** WHAT IS REQUIRED **
For this exercise, reproduce only the lines from the one holding "Parse this screenshot: output" through the final line of the data below, exactly, and omit pictures.

** ENTRIES PROVIDED **
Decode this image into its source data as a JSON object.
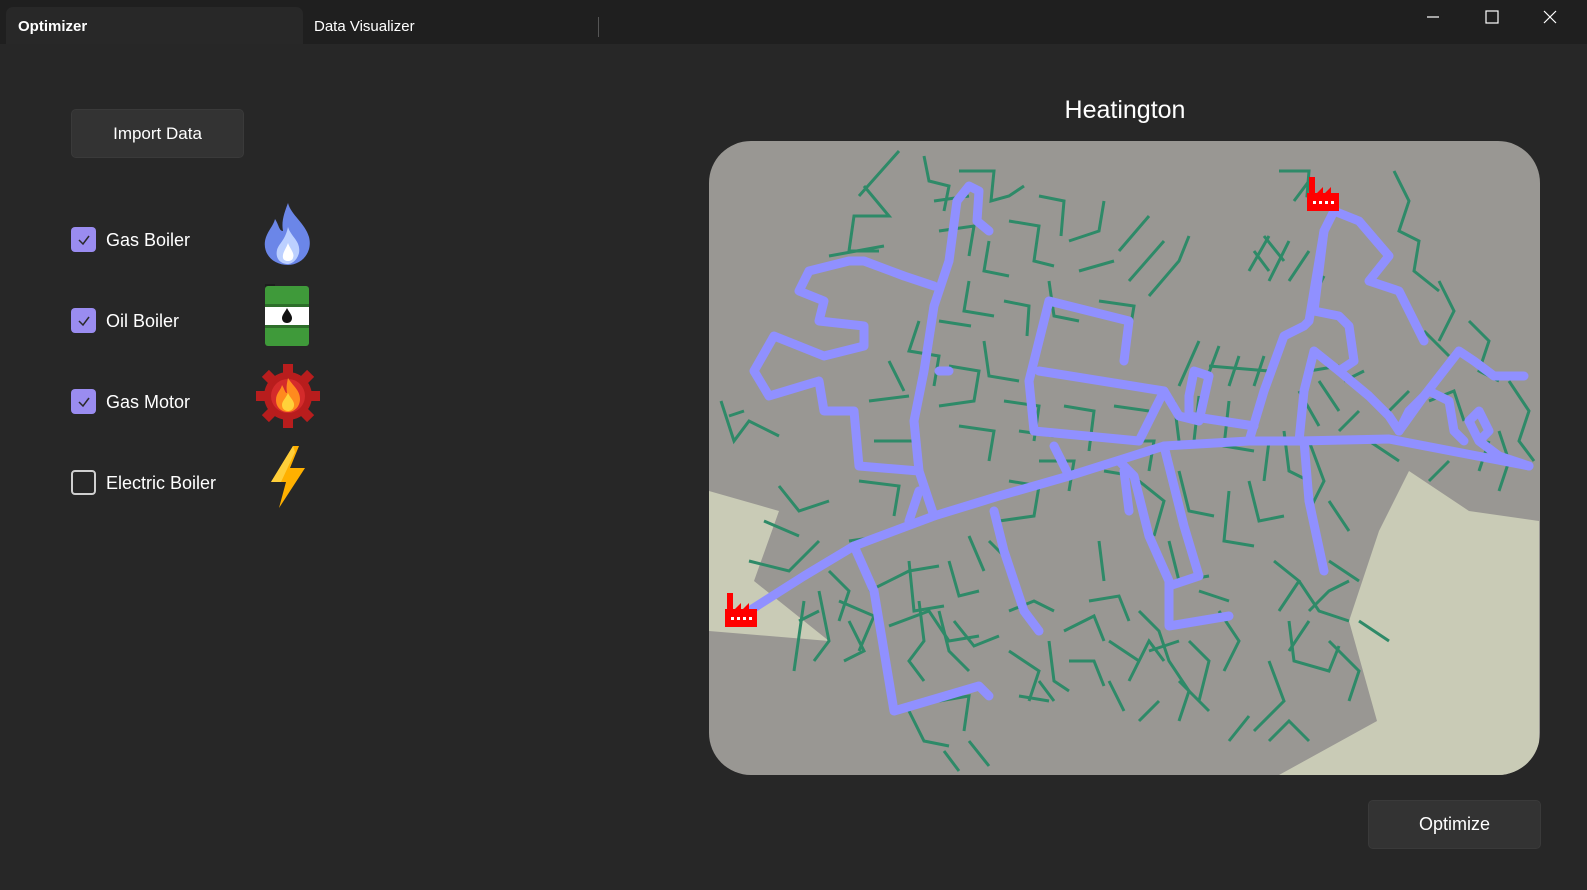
{
  "tabs": [
    {
      "label": "Optimizer",
      "active": true
    },
    {
      "label": "Data Visualizer",
      "active": false
    }
  ],
  "window_controls": [
    "minimize-icon",
    "maximize-icon",
    "close-icon"
  ],
  "actions": {
    "import_label": "Import Data",
    "optimize_label": "Optimize"
  },
  "options": [
    {
      "label": "Gas Boiler",
      "checked": true,
      "icon": "flame-icon"
    },
    {
      "label": "Oil Boiler",
      "checked": true,
      "icon": "oil-barrel-icon"
    },
    {
      "label": "Gas Motor",
      "checked": true,
      "icon": "gear-fire-icon"
    },
    {
      "label": "Electric Boiler",
      "checked": false,
      "icon": "lightning-icon"
    }
  ],
  "map": {
    "title": "Heatington",
    "markers": [
      "factory-icon",
      "factory-icon"
    ]
  },
  "colors": {
    "accent": "#9a8cf0",
    "map_background": "#999793",
    "map_land": "#c9cbb6",
    "street_network": "#2e8a68",
    "heat_pipeline": "#9090ff",
    "factory": "#ff0000"
  }
}
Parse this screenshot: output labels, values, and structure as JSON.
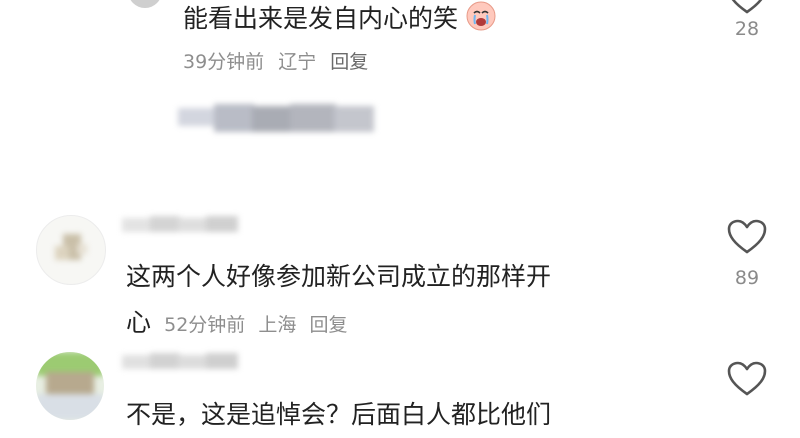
{
  "comments": [
    {
      "text": "能看出来是发自内心的笑",
      "emoji": "crying-face-icon",
      "time": "39分钟前",
      "location": "辽宁",
      "reply_label": "回复",
      "likes": "28"
    },
    {
      "text_line1": "这两个人好像参加新公司成立的那样开",
      "text_line2": "心",
      "time": "52分钟前",
      "location": "上海",
      "reply_label": "回复",
      "likes": "89"
    },
    {
      "text": "不是，这是追悼会？后面白人都比他们"
    }
  ],
  "colors": {
    "text": "#222222",
    "meta": "#8e8e8e",
    "icon": "#555555"
  }
}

** TASK OUTPUT **
Parse this screenshot: output labels, values, and structure as JSON.
{
  "comments": [
    {
      "text": "能看出来是发自内心的笑",
      "emoji": "crying-face-icon",
      "time": "39分钟前",
      "location": "辽宁",
      "reply_label": "回复",
      "likes": "28"
    },
    {
      "text_line1": "这两个人好像参加新公司成立的那样开",
      "text_line2": "心",
      "time": "52分钟前",
      "location": "上海",
      "reply_label": "回复",
      "likes": "89"
    },
    {
      "text": "不是，这是追悼会？后面白人都比他们"
    }
  ],
  "colors": {
    "text": "#222222",
    "meta": "#8e8e8e",
    "icon": "#555555"
  }
}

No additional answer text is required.